Let it snow!

Posted in dog foster, rescue rehab | Tagged , , , | Leave a comment

Forward-backward two-step

How does it happen? For days she poops outside, and then yesterday, poop on the bedroom rug, where she has NEVER pooped before.  Why there? Why not on the mat in the living room, which was the place she chose if she did it in the house?  Was it some kind of doggie message? Cesar teaches to get to the dog’s point of view, but I have no idea what that was about.

On the plus side, I landed on training video by Dr. Sophia Yin. She trains without speaking! I tried this with Crystal, to get her to sit. I hadn’t started on training yet, figuring I needed to get the  housebreaking and walk outside under our belts first.  But I decided to try yesterday.

It worked AMAZINGLY.  You can teach a fearful dog to sit in 5 minutes?
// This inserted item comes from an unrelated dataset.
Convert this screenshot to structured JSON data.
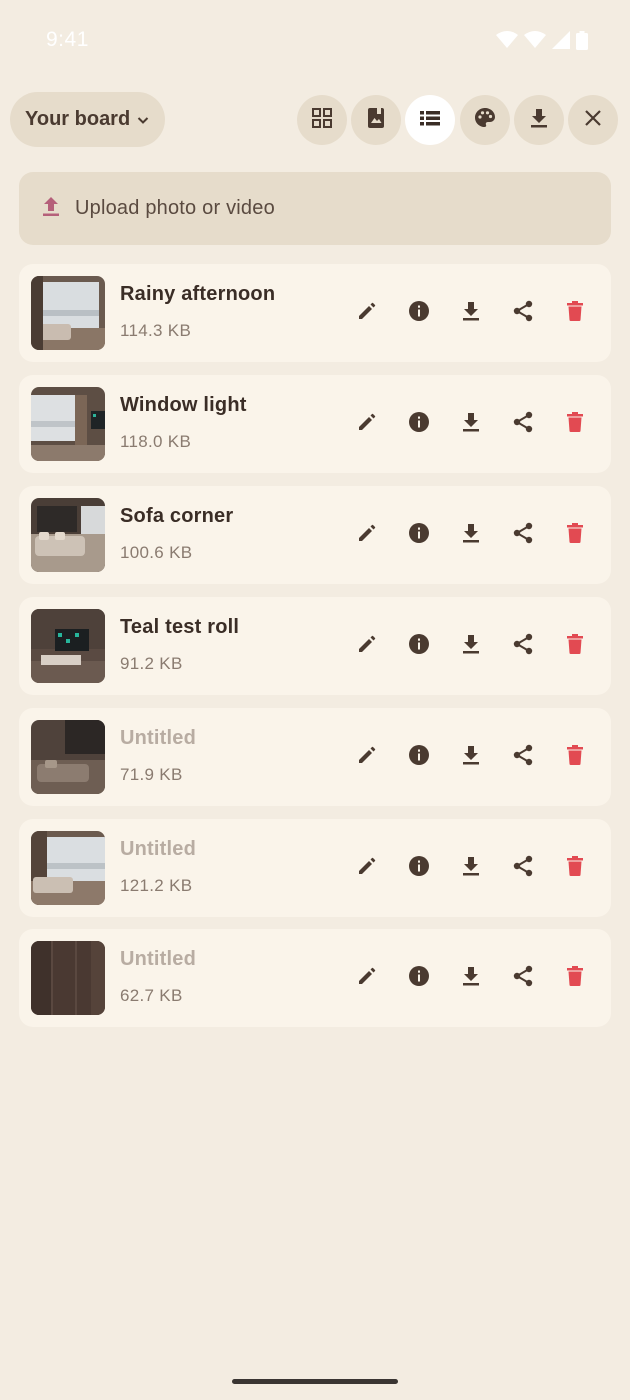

AMAZING. Dr. Yin famously says “Throw out the food bowl”, and make dogs “work” for their food. She advocates making every interaction with your pet a training session. Could this lead to confidence, and help Crystal have more spirit?

Posted in dog foster, dog mills, rescued dogs | Tagged , , , , , , | Leave a comment
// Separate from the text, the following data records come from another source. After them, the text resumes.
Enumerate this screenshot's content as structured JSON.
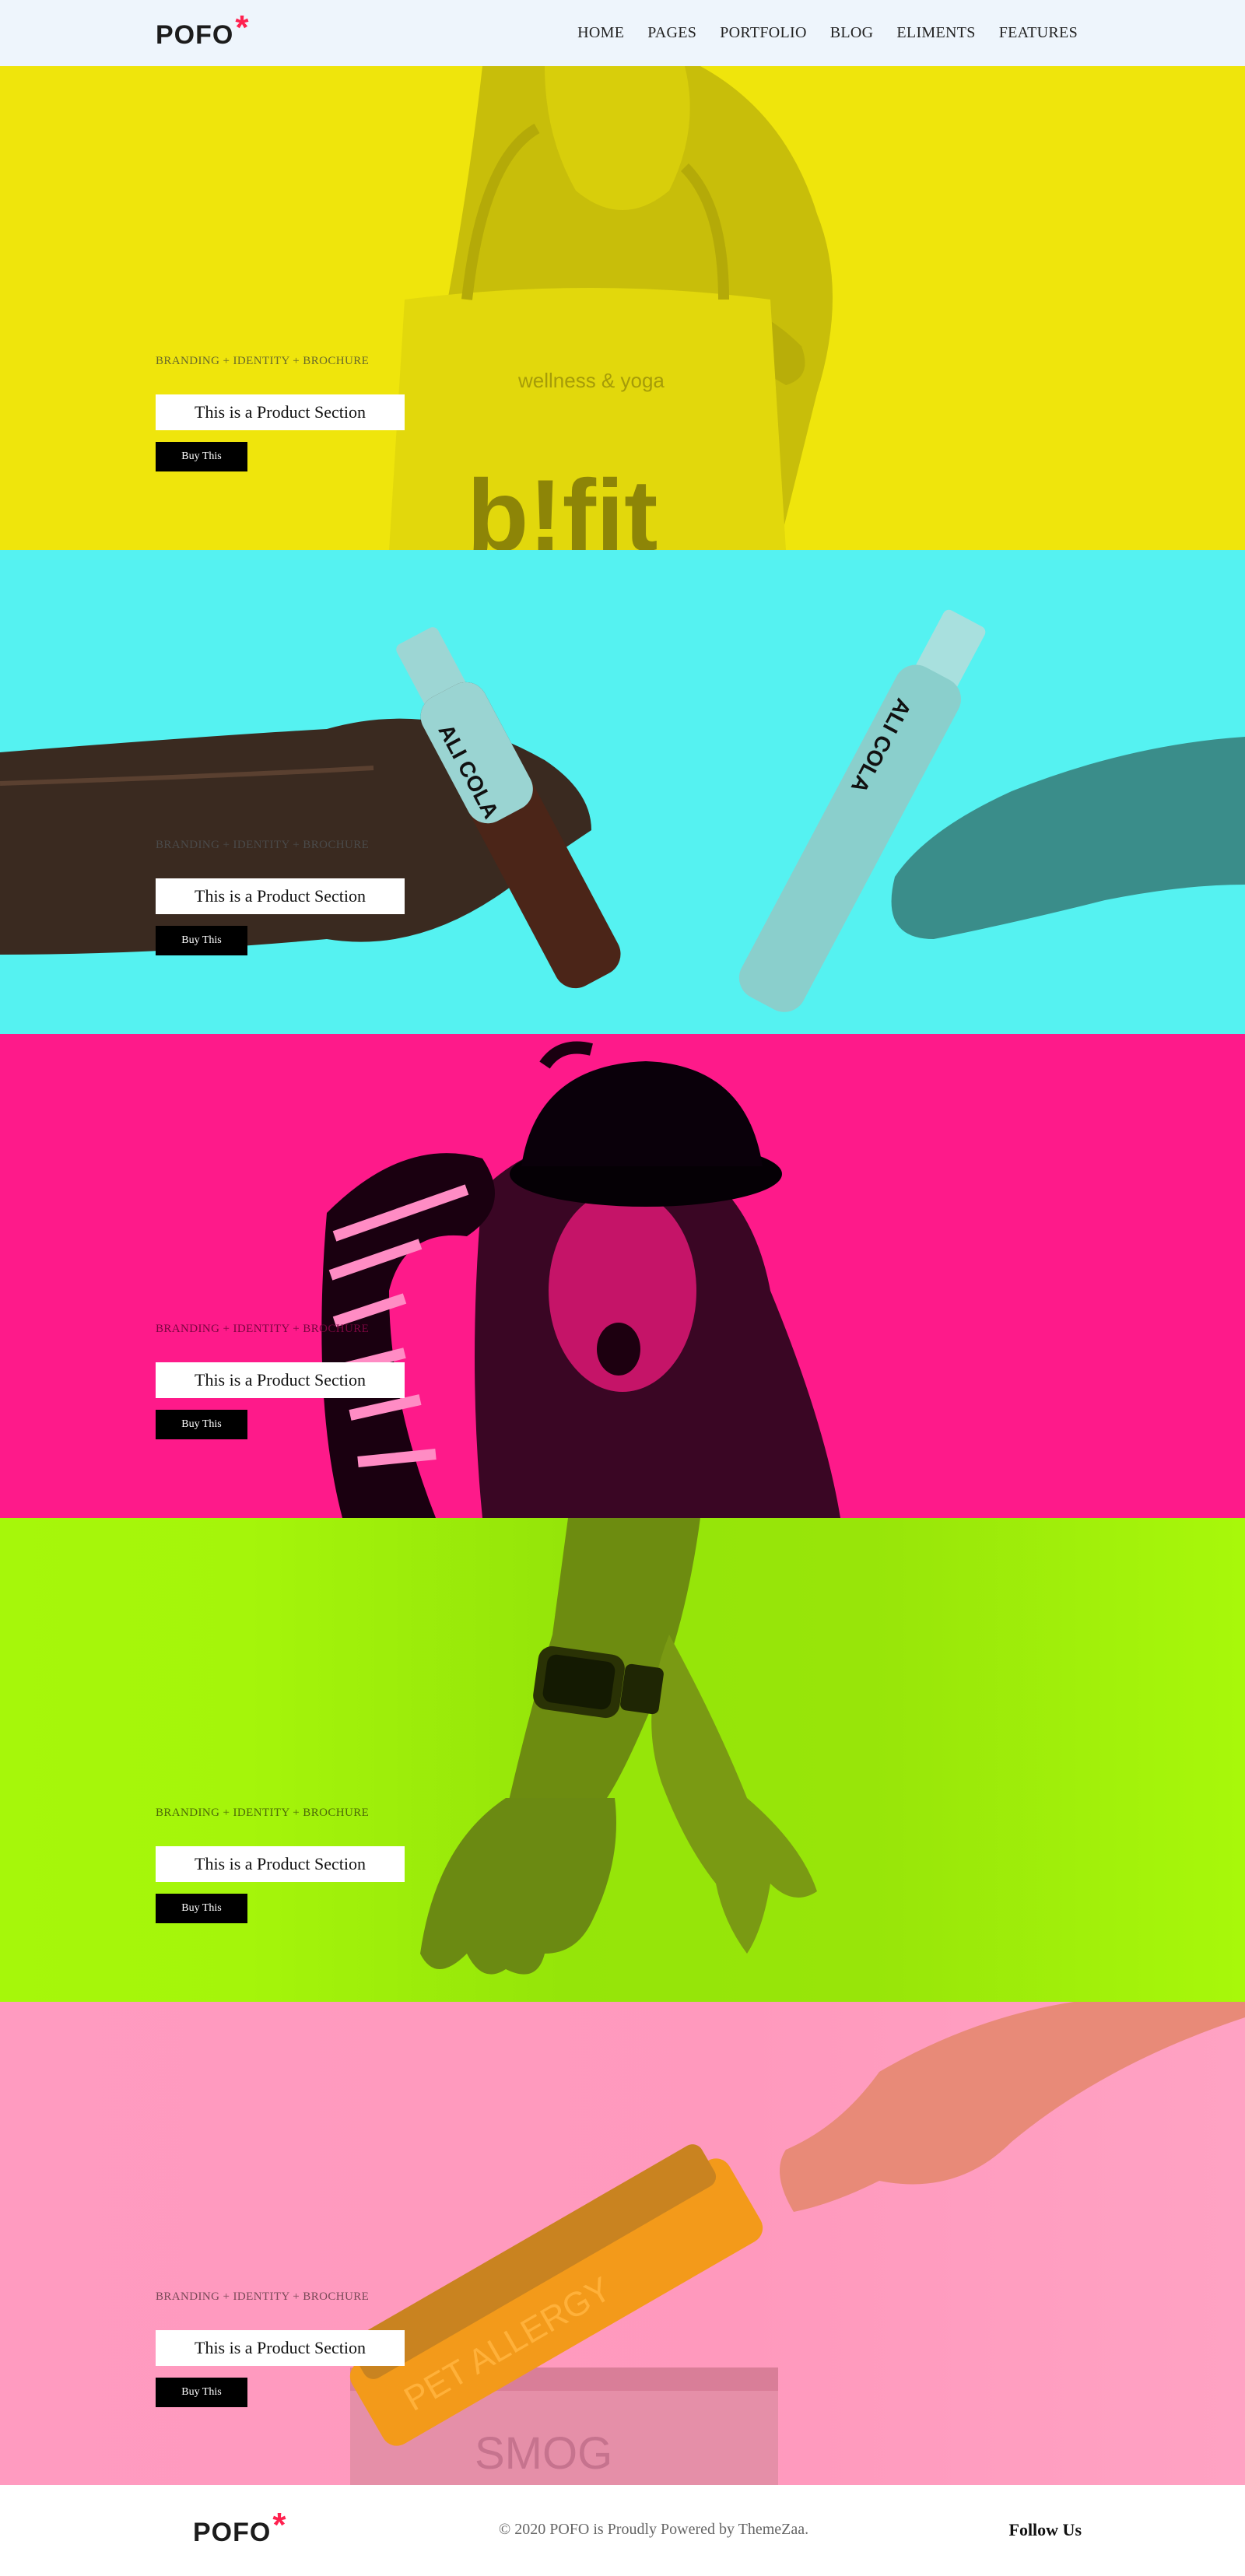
{
  "header": {
    "logo_text": "POFO",
    "logo_mark": "*",
    "nav": [
      "HOME",
      "PAGES",
      "PORTFOLIO",
      "BLOG",
      "ELIMENTS",
      "FEATURES"
    ]
  },
  "sections": [
    {
      "caption": "BRANDING + IDENTITY + BROCHURE",
      "title": "This is a Product Section",
      "button": "Buy This",
      "background": "#efe50c",
      "image": "woman-with-tote-bag",
      "image_text": [
        "wellness & yoga",
        "b!fit"
      ]
    },
    {
      "caption": "BRANDING + IDENTITY + BROCHURE",
      "title": "This is a Product Section",
      "button": "Buy This",
      "background": "#55f2f1",
      "image": "hands-clinking-bottles",
      "image_text": [
        "ALI COLA",
        "ALI COLA"
      ]
    },
    {
      "caption": "BRANDING + IDENTITY + BROCHURE",
      "title": "This is a Product Section",
      "button": "Buy This",
      "background": "#fe1a8a",
      "image": "woman-in-bowler-hat",
      "image_text": []
    },
    {
      "caption": "BRANDING + IDENTITY + BROCHURE",
      "title": "This is a Product Section",
      "button": "Buy This",
      "background": "#a6f70a",
      "image": "arm-with-smartwatch",
      "image_text": []
    },
    {
      "caption": "BRANDING + IDENTITY + BROCHURE",
      "title": "This is a Product Section",
      "button": "Buy This",
      "background": "#ff9bc0",
      "image": "hand-with-air-purifier",
      "image_text": [
        "PET ALLERGY",
        "SMOG"
      ]
    }
  ],
  "footer": {
    "logo_text": "POFO",
    "logo_mark": "*",
    "copyright": "© 2020 POFO is Proudly Powered by ThemeZaa.",
    "follow": "Follow Us"
  }
}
The agony of decision

I am so new to this fostering… They warn that you have to be emotionally able to give love to the animal, all the while knowing you are preparing her for her forever home.

Confession – I fostered as a test. Like dipping my toes in the water to see how it felt.  Adoption was always in my mind, and I did let the rescue group know that. But but but…

Now do I  move to adopt her, or let the world come calling to inspect her?

My friends weigh in:

*yikes!  You weren’t thinking of giving her up were you??
*My opinion: if you really wanted this dog there would be no buts.
*Is it the process that you love?….seeing a personality develop from your loving care….but… would you want to do this again?* ….if not! … maybe keeping Crystal even with reservations may be the best choice.
*are you sure you want to let her go? because I have a family I can recommend her to…? but I want to make sure this is what you are ready for 
Think I will take the dog out and ponder in the snow.
Posted in dog foster, rescue rehab, rescued dogs, Uncategorized | Tagged , , , | 1 Comment